"This is a car that revives the tradition of the 635CSI grand tourer of the mid-Eighties; it's a car that will cruise happily all day along Europe's motorways but is equally at home on the race track - if you've got the money and urge to throw this luxurious beast about.
"... The second thing to catch your attention is the car's sheer size and aggressive appearance. Sitting on its specially commissioned magnesium wheels (21 inches at the rear, 20 inches for the front) the Z9's muscular flanks give an impressive road stance. From the tip of that remodelled and brushed-aluminium grille to the butch, pumped-up rear end, the Z9 looks like it means business. It's powered by "the world's most powerful diesel engine, with a torque curve that puts the hot
M5 or V12 range-topper to shame. It will also return a relatively conservative 29mpg - perfect for a long-haul trip. In keeping with its GT spirit, top speed will be electronically restricted to 155mph, as it is in the rest of Germany's high-performance machines.
Built on an extended version of the same lightweight chassis used by its smaller Z8 brother, the Z9 has
an aluminium framework with a carbon composite skin. Not only does this save tonnage, the skin also helps add rigidity, which can only enhance the handling.
Will it ever be made? Although Professor Milberg was at pains to point out this is only a concept, several key members of the design team confirmed exclusively to Auto Express that BMW only makes concepts when the car is a long way down the road to production.

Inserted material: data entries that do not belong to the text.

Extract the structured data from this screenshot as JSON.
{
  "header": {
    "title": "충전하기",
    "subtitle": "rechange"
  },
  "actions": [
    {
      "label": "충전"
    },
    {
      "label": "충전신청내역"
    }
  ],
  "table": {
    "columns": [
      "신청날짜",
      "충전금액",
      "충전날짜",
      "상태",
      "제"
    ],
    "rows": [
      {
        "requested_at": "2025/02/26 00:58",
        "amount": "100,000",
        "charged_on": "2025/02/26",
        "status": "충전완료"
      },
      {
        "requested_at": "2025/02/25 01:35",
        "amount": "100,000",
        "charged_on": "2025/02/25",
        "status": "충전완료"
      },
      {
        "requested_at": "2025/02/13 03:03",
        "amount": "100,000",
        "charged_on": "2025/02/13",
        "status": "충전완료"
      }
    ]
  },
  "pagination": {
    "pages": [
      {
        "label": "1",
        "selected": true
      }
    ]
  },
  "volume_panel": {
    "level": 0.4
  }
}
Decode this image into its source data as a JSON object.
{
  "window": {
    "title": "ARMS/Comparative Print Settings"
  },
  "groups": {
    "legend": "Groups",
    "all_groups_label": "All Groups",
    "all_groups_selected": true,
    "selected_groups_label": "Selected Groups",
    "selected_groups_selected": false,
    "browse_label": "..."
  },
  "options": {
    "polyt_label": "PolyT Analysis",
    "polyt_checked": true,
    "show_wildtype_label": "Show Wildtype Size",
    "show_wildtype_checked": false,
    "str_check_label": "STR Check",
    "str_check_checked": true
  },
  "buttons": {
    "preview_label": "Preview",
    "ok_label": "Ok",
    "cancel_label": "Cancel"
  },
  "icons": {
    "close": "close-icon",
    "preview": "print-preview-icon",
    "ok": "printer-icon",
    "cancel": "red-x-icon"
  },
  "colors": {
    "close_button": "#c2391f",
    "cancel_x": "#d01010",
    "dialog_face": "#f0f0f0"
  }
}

If the Z9 does reach the streets - and we are certain a slightly more conservative version of it will - anyone with the money (£100,000 is a suggested purchase price) can secure a very special machine indeed.